Some archdiocesan administrative offices are changing to better implement the plan. For instance, Deacon Dorner’s office will oversee advocacy offices of Respect Live, Social Justice, Prison and Jail Ministry, and Disabilities Ministry, so he can direct deacons to serve identified needs.
On expanding charity and service opportunities, Deacon Dorner envisions one area could be serving people who feel themselves on the margins of the church and society. Deacon Dorner said he hears from deacons who love their gay and lesbian children or with divorced and remarried family members.
“There are people who just feel like they don’t fit. We need to let them see that they do fit. They are part of it,” he said.
As the Pastoral Plan acknowledges that parishes will continue to evolve, Deacon Dorner treads lightly on any idea that calls for deacons to be parish administrators so the priest focuses solely on the sacraments.
“We need to be careful about clericalizing the administration of the parishes,” he said.
Instead, he said deacons have sacramental duties that can be tapped more often.
Deacons are to be “servant leaders” to match their sacramental roles and be instigators for parish programs, he said. A deacon needs to “listen to the needs of the people and be there to address them,” he said.
He envisions a deacon building a foundation for a parish program, but once an effort is launched, stepping aside so others can lead as the deacon tackles the next parish need. As he put it, “get your hands dirty and move on.”
‘You don’t need to have all the answers’
As the community becomes more ethnically diverse, Deacon Dorner said the diaconate program is responding. There are efforts to enlarge the pool of diaconate candidates, especially by reaching out to Hispanic, Vietnamese, and other ethnic groups, he said. While English is still a requirement to maintain community unity, the program can make accommodations to assist the men studying to be deacons, he said. Also, cost should no longer be a hurdle. The archdiocese pays for diaconate education. Small parishes with a limited budget can encourage a man to pursue a vocation as a deacon without worrying about the cost, he said.
His expectation is for parishes to try promising new ideas.
“You don’t need to have all the answers.
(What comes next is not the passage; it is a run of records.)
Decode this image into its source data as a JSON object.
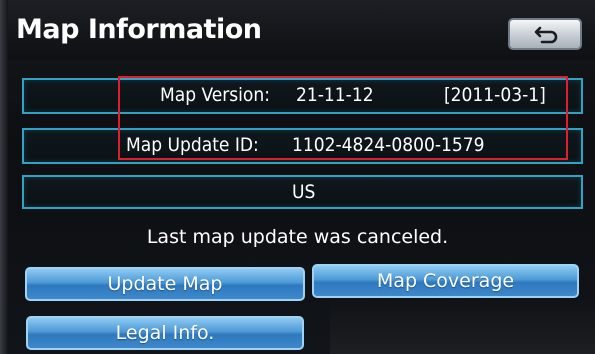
{
  "header": {
    "title": "Map Information",
    "back_icon": "back-arrow-icon"
  },
  "info": {
    "version_label": "Map Version:",
    "version_value": "21-11-12",
    "version_date": "[2011-03-1]",
    "update_id_label": "Map Update ID:",
    "update_id_value": "1102-4824-0800-1579",
    "region": "US"
  },
  "status": "Last map update was canceled.",
  "buttons": {
    "update_map": "Update Map",
    "map_coverage": "Map Coverage",
    "legal_info": "Legal Info."
  },
  "colors": {
    "row_border": "#2fa2c6",
    "button_blue": "#3d88cc",
    "highlight_red": "#e01f2c"
  }
}
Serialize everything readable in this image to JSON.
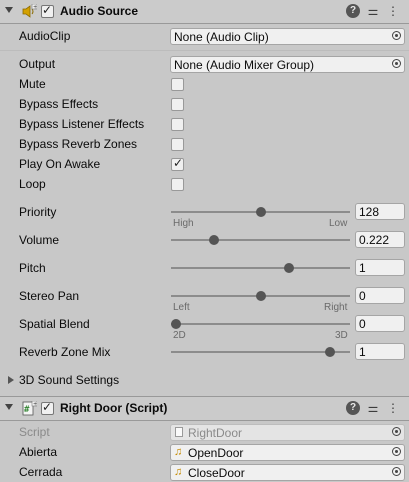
{
  "audio_source": {
    "title": "Audio Source",
    "enabled": true,
    "audio_clip": {
      "label": "AudioClip",
      "value": "None (Audio Clip)"
    },
    "output": {
      "label": "Output",
      "value": "None (Audio Mixer Group)"
    },
    "toggles": [
      {
        "label": "Mute",
        "checked": false
      },
      {
        "label": "Bypass Effects",
        "checked": false
      },
      {
        "label": "Bypass Listener Effects",
        "checked": false
      },
      {
        "label": "Bypass Reverb Zones",
        "checked": false
      },
      {
        "label": "Play On Awake",
        "checked": true
      },
      {
        "label": "Loop",
        "checked": false
      }
    ],
    "sliders": [
      {
        "label": "Priority",
        "value": "128",
        "fraction": 0.5,
        "min_label": "High",
        "max_label": "Low"
      },
      {
        "label": "Volume",
        "value": "0.222",
        "fraction": 0.222
      },
      {
        "label": "Pitch",
        "value": "1",
        "fraction": 0.667
      },
      {
        "label": "Stereo Pan",
        "value": "0",
        "fraction": 0.5,
        "min_label": "Left",
        "max_label": "Right"
      },
      {
        "label": "Spatial Blend",
        "value": "0",
        "fraction": 0.0,
        "min_label": "2D",
        "max_label": "3D"
      },
      {
        "label": "Reverb Zone Mix",
        "value": "1",
        "fraction": 0.909
      }
    ],
    "sound_settings_label": "3D Sound Settings"
  },
  "right_door_script": {
    "title": "Right Door (Script)",
    "enabled": true,
    "script": {
      "label": "Script",
      "value": "RightDoor"
    },
    "abierta": {
      "label": "Abierta",
      "value": "OpenDoor"
    },
    "cerrada": {
      "label": "Cerrada",
      "value": "CloseDoor"
    }
  },
  "icons": {
    "audio_source": "speaker-icon",
    "script": "script-icon",
    "help": "help-icon",
    "presets": "presets-icon",
    "menu": "kebab-menu-icon",
    "object_picker": "object-picker-icon",
    "audio_clip_asset": "music-note-icon"
  },
  "colors": {
    "panel_bg": "#c8c8c8",
    "field_bg": "#f0f0f0",
    "slider_thumb": "#555555",
    "audio_icon": "#d4a100"
  }
}
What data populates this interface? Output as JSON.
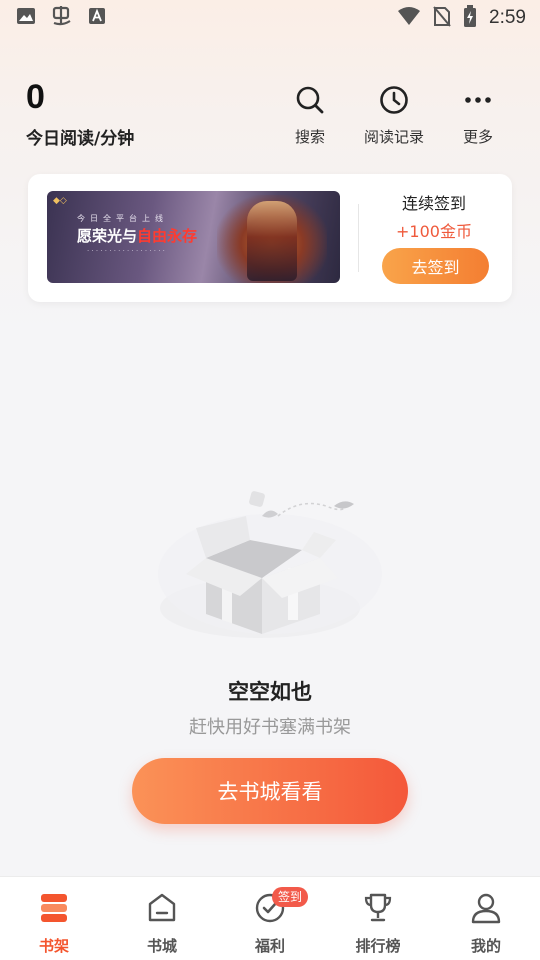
{
  "status_bar": {
    "time": "2:59",
    "left_icons": [
      "image-icon",
      "bug-icon",
      "font-icon"
    ],
    "right_icons": [
      "wifi-icon",
      "no-sim-icon",
      "battery-charging-icon"
    ]
  },
  "header": {
    "reading_minutes": "0",
    "reading_label": "今日阅读/分钟",
    "actions": [
      {
        "label": "搜索",
        "icon": "search-icon"
      },
      {
        "label": "阅读记录",
        "icon": "clock-icon"
      },
      {
        "label": "更多",
        "icon": "more-icon"
      }
    ]
  },
  "signin_card": {
    "banner": {
      "top_text": "今日全平台上线",
      "title_main": "愿荣光与",
      "title_highlight": "自由永存"
    },
    "title": "连续签到",
    "reward": "+100金币",
    "button_label": "去签到"
  },
  "empty_state": {
    "title": "空空如也",
    "subtitle": "赶快用好书塞满书架",
    "button_label": "去书城看看"
  },
  "bottom_nav": {
    "items": [
      {
        "label": "书架",
        "icon": "bookshelf-icon",
        "active": true
      },
      {
        "label": "书城",
        "icon": "bookstore-icon",
        "active": false
      },
      {
        "label": "福利",
        "icon": "welfare-icon",
        "active": false,
        "badge": "签到"
      },
      {
        "label": "排行榜",
        "icon": "trophy-icon",
        "active": false
      },
      {
        "label": "我的",
        "icon": "profile-icon",
        "active": false
      }
    ]
  },
  "colors": {
    "accent": "#f4552e",
    "reward": "#ef5a3c",
    "badge": "#f25a4a"
  }
}
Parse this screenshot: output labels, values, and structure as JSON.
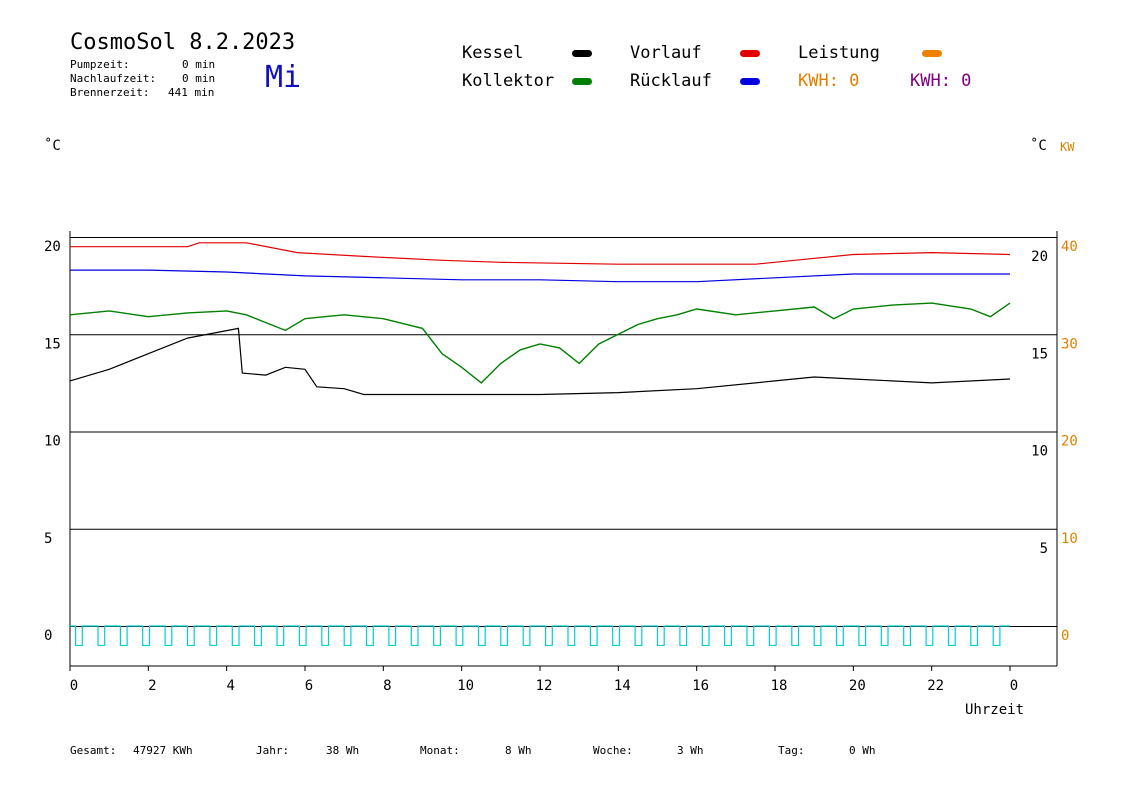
{
  "header": {
    "title": "CosmoSol 8.2.2023",
    "weekday": "Mi",
    "stats": [
      {
        "label": "Pumpzeit:",
        "value": "0 min"
      },
      {
        "label": "Nachlaufzeit:",
        "value": "0 min"
      },
      {
        "label": "Brennerzeit:",
        "value": "441 min"
      }
    ]
  },
  "legend": {
    "kessel": {
      "label": "Kessel",
      "color": "#000000"
    },
    "vorlauf": {
      "label": "Vorlauf",
      "color": "#e00000"
    },
    "leistung": {
      "label": "Leistung",
      "color": "#f08000"
    },
    "kollektor": {
      "label": "Kollektor",
      "color": "#008000"
    },
    "ruecklauf": {
      "label": "Rücklauf",
      "color": "#0000e0"
    },
    "kwh1": {
      "label": "KWH: 0",
      "color": "#e08000"
    },
    "kwh2": {
      "label": "KWH: 0",
      "color": "#800080"
    }
  },
  "axes": {
    "left_unit": "˚C",
    "right_unit_c": "˚C",
    "right_unit_kw": "KW",
    "xlabel": "Uhrzeit"
  },
  "footer": [
    {
      "label": "Gesamt:",
      "value": "47927 KWh"
    },
    {
      "label": "Jahr:",
      "value": "38 Wh"
    },
    {
      "label": "Monat:",
      "value": "8 Wh"
    },
    {
      "label": "Woche:",
      "value": "3 Wh"
    },
    {
      "label": "Tag:",
      "value": "0 Wh"
    }
  ],
  "chart_data": {
    "type": "line",
    "x_unit": "hours",
    "xlim": [
      0,
      24
    ],
    "ylim": [
      -1.5,
      20.5
    ],
    "y2lim": [
      -3,
      41
    ],
    "x_ticks": [
      0,
      2,
      4,
      6,
      8,
      10,
      12,
      14,
      16,
      18,
      20,
      22,
      24
    ],
    "x_tick_labels": [
      "0",
      "2",
      "4",
      "6",
      "8",
      "10",
      "12",
      "14",
      "16",
      "18",
      "20",
      "22",
      "0"
    ],
    "y_ticks": [
      0,
      5,
      10,
      15,
      20
    ],
    "y_tick_labels_left": [
      "0",
      "5",
      "10",
      "15",
      "20"
    ],
    "y_tick_labels_right_c": [
      "5",
      "10",
      "15",
      "20"
    ],
    "y2_ticks": [
      0,
      10,
      20,
      30,
      40
    ],
    "y2_tick_labels": [
      "0",
      "10",
      "20",
      "30",
      "40"
    ],
    "gridlines_y": [
      0,
      5,
      10,
      15,
      20
    ],
    "series": [
      {
        "name": "Vorlauf",
        "color": "#e00000",
        "x": [
          0,
          3,
          3.3,
          4.5,
          5.8,
          7.5,
          9.5,
          11,
          14,
          15,
          17.5,
          18.5,
          20,
          22,
          24
        ],
        "y": [
          19.5,
          19.5,
          19.7,
          19.7,
          19.2,
          19.0,
          18.8,
          18.7,
          18.6,
          18.6,
          18.6,
          18.8,
          19.1,
          19.2,
          19.1
        ]
      },
      {
        "name": "Rücklauf",
        "color": "#0000e0",
        "x": [
          0,
          2,
          4,
          6,
          8,
          10,
          12,
          14,
          16,
          18,
          20,
          22,
          24
        ],
        "y": [
          18.3,
          18.3,
          18.2,
          18.0,
          17.9,
          17.8,
          17.8,
          17.7,
          17.7,
          17.9,
          18.1,
          18.1,
          18.1
        ]
      },
      {
        "name": "Kollektor",
        "color": "#008000",
        "x": [
          0,
          1,
          2,
          3,
          4,
          4.5,
          5,
          5.5,
          6,
          6.5,
          7,
          8,
          9,
          9.5,
          10,
          10.5,
          11,
          11.5,
          12,
          12.5,
          13,
          13.5,
          14,
          14.5,
          15,
          15.5,
          16,
          17,
          18,
          19,
          19.5,
          20,
          21,
          22,
          23,
          23.5,
          24
        ],
        "y": [
          16.0,
          16.2,
          15.9,
          16.1,
          16.2,
          16.0,
          15.6,
          15.2,
          15.8,
          15.9,
          16.0,
          15.8,
          15.3,
          14.0,
          13.3,
          12.5,
          13.5,
          14.2,
          14.5,
          14.3,
          13.5,
          14.5,
          15.0,
          15.5,
          15.8,
          16.0,
          16.3,
          16.0,
          16.2,
          16.4,
          15.8,
          16.3,
          16.5,
          16.6,
          16.3,
          15.9,
          16.6
        ]
      },
      {
        "name": "Kessel",
        "color": "#000000",
        "x": [
          0,
          1,
          2,
          3,
          4.3,
          4.4,
          5,
          5.5,
          6,
          6.3,
          7,
          7.5,
          8,
          10,
          12,
          14,
          16,
          18,
          19,
          20,
          22,
          24
        ],
        "y": [
          12.6,
          13.2,
          14.0,
          14.8,
          15.3,
          13.0,
          12.9,
          13.3,
          13.2,
          12.3,
          12.2,
          11.9,
          11.9,
          11.9,
          11.9,
          12.0,
          12.2,
          12.6,
          12.8,
          12.7,
          12.5,
          12.7
        ]
      },
      {
        "name": "Leistung",
        "color": "#00d0d0",
        "type": "pulses",
        "pulse_count": 42,
        "high": -1.0,
        "low": 0.0
      }
    ]
  }
}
Feel very comfortable knowing you don’t have the answers and start looking for those answers,” Deacon Dorner said.
“In a lot of parishes, they are probably doing a lot of these things already. Hopefully we can make that happen in those places where it is not happening, and we know it is not happening universally or we wouldn’t have the responses to the surveys that said, ‘How can you help me?’”
Organizers who worked behind the scenes to steer the Pastoral Plan believe its success will be determined by how it’s implemented at the parishes.
Gwen-Dolyn Cutter said the “focus and energy will now be toward working with the priests in implementing the plan.”
“People in the pews will again become involved with the ministries and organizations in tailoring goals, objectives and measures for their individual parish,” said Cutter, who attends St. Pius X Church, Conyers.
The plan is guidance for every parish, large and small, one with many programs and those with few resources, said Rubio, who served on the steering committee. It offers guidance for parishes of every language, ethnicity, and size.
“However, it is important that even a well-developed parish understand that new challenges require continuous improvement of their offerings, and that there is a certain inherent responsibility that those parishes bear as models and benchmarks for the archdiocese as a whole,” he said.